I’ve started using my iPad Mini a bit more often. I like it, but typing on an iPad reminds me of tap-dancing on ice, so a couple of days ago I ordered a physical keyboard.
The keyboard, a Logitech one, arrived in the post today.
The initial experience of using it was very strange. As my fingers sought out the individual keys my left hand signalled back to my brain with the disturbing news that there was no tab key next to the “A”.
If you touch-type, like this crocodile here, you probably know how weird that feels. The tab key doesn’t get used a lot while typing but it helps the fingers suss out where the “A”, “S” and “D” keys are. Without a tab key I kept pressing “S” when I meant to press “A”. Just imagine the social embarrassment that could cause.
You mean to type: “That meal you cooked was a hit”
You actually type: “That meal you cooked was s hit”
As I got more confident and started to type more quickly, a new problem emerged which reminded me of pretty much every time I’ve tried to combine a keyboard with a tablet. This involved the fingers brushing against the iPad’s screen every now and again, causing the cursor to jump to a new random location and making a right mess of the text I was entering. Having to stop typing every five words to reposition the cursor is not my idea of fun and it probably isn’t yours either.
That particular problem seemed to abate quite quickly though. I guess my fingers adjusted their flight paths without a conscious effort on my part, diverting to new routes that allowed them to hop from key to key without hitting the screen. And the little finger on my left hand was gradually coming to terms with its new responsibilities as the “A”-typing key, and my ring finger was making friends with the “S”. I was starting to get to grips with the thing at last.

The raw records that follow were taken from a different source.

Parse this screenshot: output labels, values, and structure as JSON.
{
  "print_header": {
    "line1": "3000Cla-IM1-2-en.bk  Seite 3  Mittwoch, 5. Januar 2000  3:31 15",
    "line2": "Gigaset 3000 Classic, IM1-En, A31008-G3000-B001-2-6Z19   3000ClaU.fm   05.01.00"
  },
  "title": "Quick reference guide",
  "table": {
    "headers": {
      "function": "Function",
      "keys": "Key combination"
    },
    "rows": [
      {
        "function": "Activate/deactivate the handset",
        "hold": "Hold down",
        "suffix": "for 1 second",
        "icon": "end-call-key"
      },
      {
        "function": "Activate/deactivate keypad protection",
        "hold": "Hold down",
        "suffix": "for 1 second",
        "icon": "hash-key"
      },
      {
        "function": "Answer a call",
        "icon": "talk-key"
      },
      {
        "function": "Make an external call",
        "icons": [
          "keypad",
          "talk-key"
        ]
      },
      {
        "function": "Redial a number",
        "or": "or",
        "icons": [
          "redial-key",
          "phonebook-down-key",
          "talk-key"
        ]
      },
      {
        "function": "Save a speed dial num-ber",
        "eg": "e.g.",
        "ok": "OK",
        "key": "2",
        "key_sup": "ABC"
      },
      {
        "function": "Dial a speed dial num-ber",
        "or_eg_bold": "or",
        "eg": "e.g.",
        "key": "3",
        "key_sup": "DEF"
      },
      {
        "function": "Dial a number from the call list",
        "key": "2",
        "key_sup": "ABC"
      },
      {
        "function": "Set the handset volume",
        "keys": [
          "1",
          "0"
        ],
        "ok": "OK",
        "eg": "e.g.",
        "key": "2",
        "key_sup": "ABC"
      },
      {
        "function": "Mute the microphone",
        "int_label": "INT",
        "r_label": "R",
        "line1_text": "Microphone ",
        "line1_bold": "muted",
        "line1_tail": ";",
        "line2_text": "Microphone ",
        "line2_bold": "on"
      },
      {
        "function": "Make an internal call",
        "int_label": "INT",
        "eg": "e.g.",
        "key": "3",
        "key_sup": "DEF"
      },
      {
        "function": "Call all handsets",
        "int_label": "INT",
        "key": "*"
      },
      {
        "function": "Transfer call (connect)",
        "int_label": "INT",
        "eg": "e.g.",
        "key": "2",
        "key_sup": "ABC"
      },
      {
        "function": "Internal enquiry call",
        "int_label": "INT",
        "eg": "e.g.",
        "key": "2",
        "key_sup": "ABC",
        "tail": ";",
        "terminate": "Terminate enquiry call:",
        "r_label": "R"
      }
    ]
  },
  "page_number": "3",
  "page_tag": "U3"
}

When writing I redraft sentences all the time. Very rarely do I write something and then leave it as it is. You’d never tell from reading this blog, of course, but it’s true. I’m utterly dependent on shift and arrow keys to select words, lines or entire paragraphs, then move them around or consign them to the scrapheap.
These sorts of things are long-winded and frustrating to do on the iPad’s “soft” keyboard, so I was relieved, as I started to experiment with them, to find that the new “hard” keyboard actually did them pretty well. And when I stopped typing and turned it back into a case again, I was glad to see that the keyboard did the magnetic thing and made the iPad’s screen turn off too, same as the official Apple case. My earlier annoyance with the keyboard started to fade.
I decided to write a post about the keyboard right away, before I became accustomed to its ways and forgot how it had felt in these first five minutes of use. And I thought, maybe I’ll type the post with the new keyboard, to really put it through its paces. Then I thought, life’s too short. So this post has been typed on a “real” keyboard.
Sorry, little keyboard! You’re good – but not that good.